Washington, D.C., October 18, 2011 - The Campaign for Safe Cosmetics and its partner, the Environmental Working Group, are on a crusade to scare consumers away from using cosmetics and hygiene products that contain preservatives and other useful chemicals. But the truth, exposed in a new report by the Competitive Enterprise Institute, is that these fringe groups are pushing their own anti-chemical agenda at the expense of human health. In fact, consumers are at far greater risk by avoiding ingredients that fringe groups seek to ban or regulate, as sound and peer-reviewed science shows.

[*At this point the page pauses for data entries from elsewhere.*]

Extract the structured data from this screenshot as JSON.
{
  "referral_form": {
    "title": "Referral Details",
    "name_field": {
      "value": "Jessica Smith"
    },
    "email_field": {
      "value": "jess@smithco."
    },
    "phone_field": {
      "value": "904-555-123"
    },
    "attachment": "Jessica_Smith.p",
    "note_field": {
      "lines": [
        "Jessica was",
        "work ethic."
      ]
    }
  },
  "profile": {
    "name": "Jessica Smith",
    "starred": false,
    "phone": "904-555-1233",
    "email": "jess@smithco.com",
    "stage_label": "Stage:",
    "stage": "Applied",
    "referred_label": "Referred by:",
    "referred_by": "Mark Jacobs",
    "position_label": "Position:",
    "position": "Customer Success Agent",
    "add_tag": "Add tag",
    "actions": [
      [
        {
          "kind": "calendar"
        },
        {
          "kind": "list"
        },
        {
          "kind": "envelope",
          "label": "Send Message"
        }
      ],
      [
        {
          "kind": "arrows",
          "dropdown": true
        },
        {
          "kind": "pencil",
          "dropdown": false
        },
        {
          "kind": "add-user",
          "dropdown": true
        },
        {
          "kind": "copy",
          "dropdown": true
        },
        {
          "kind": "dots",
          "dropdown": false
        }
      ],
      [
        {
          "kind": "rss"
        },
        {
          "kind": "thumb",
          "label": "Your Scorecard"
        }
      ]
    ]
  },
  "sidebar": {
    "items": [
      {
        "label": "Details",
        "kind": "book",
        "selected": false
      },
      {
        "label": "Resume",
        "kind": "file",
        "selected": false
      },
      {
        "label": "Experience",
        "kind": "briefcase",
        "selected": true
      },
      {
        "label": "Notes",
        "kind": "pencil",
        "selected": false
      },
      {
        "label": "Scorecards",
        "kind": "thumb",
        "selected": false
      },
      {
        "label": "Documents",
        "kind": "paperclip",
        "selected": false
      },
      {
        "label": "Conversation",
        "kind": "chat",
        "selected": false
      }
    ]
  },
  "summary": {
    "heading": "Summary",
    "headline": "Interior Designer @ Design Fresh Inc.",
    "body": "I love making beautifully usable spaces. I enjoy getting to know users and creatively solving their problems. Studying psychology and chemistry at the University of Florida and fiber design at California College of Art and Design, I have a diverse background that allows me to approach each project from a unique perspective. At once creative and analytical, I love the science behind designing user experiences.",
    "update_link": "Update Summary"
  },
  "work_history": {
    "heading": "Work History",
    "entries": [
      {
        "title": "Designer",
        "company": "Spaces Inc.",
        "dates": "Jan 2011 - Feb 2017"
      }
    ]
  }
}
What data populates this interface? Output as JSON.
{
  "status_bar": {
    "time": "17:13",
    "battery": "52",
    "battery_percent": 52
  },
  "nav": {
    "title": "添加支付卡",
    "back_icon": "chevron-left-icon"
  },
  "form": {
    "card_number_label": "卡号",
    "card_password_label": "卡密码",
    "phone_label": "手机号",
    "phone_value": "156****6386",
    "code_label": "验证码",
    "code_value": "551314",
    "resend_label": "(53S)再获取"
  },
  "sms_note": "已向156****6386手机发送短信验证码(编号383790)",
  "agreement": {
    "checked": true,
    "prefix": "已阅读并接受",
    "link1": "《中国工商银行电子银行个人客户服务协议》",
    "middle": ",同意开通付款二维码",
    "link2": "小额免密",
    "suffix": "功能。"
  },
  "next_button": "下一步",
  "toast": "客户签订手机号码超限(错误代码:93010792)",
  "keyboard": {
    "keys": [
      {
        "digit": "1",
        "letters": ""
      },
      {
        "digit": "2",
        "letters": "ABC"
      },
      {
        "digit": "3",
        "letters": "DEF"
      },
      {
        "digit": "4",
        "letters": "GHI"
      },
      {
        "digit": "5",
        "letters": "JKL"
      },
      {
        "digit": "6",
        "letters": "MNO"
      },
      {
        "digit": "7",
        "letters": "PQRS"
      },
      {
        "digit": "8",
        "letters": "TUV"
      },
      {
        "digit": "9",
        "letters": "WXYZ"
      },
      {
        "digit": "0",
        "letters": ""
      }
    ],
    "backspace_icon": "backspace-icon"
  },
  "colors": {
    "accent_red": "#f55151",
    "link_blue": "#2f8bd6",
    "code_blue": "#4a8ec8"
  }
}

“As part of their effort to ban the use of synthetic ingredients from skin products, environmental extremist groups are working to incite fear among consumers, making outrageous and bogus claims that we are poisoning ourselves by using lipstick, makeup, deodorants, skin creams, and even baby products,” said Dana Joel Gattuso, author of the CEI Issue Analysis, The True Story of Cosmetics: Exposing the Risks of the Smear Campaign.
Among the report’s findings:
- These extremist groups claim that the additives can cause cancer, create neurological disorders, or cause hormone disruption— even though they are present in trace amounts. In fact, these preservatives protect users from bacteria. Present in quantities so small—typically, less than 1 percent of a product’s total weight—they are added to prevent contamination and to protect consumers from the buildup of dangerous bacteria that can cause eye infections, skin rashes, and even deadly infections such as E. coli and Salmonella.
- Chemical oxybenzone is used in sunscreens to protect users from the ultraviolet rays that can cause skin cancer. The EWG warns consumers to stay away from oxybenzone because it “contaminates the body” and can cause hormone disruption and cell damage. Yet cancer research organizations such as the Skin Cancer Foundation refute EWG’s assertions, arguing that there is no evidence to back the claims of oxybenzone risks, and raise concerns that such unfounded claims will put consumers at risk by scaring them away from protective sunscreens.
Unfortunately, anti-chemical groups have been successful in creating a climate of fear among many consumers and lawmakers, backing bills in Congress, such as the “Safe Cosmetics Act of 2011,” that would ban any cosmetic and skin care ingredients that exceed a one in a million risk of an adverse health impact. That bill would effectively ban most ingredients since almost everything carries risk greater than one in a million.
► Read the CEI Issue Analysis, The True Story of Cosmetics: Exposing the Risks of the Smear Campaign, by Dana Joel Gattuso.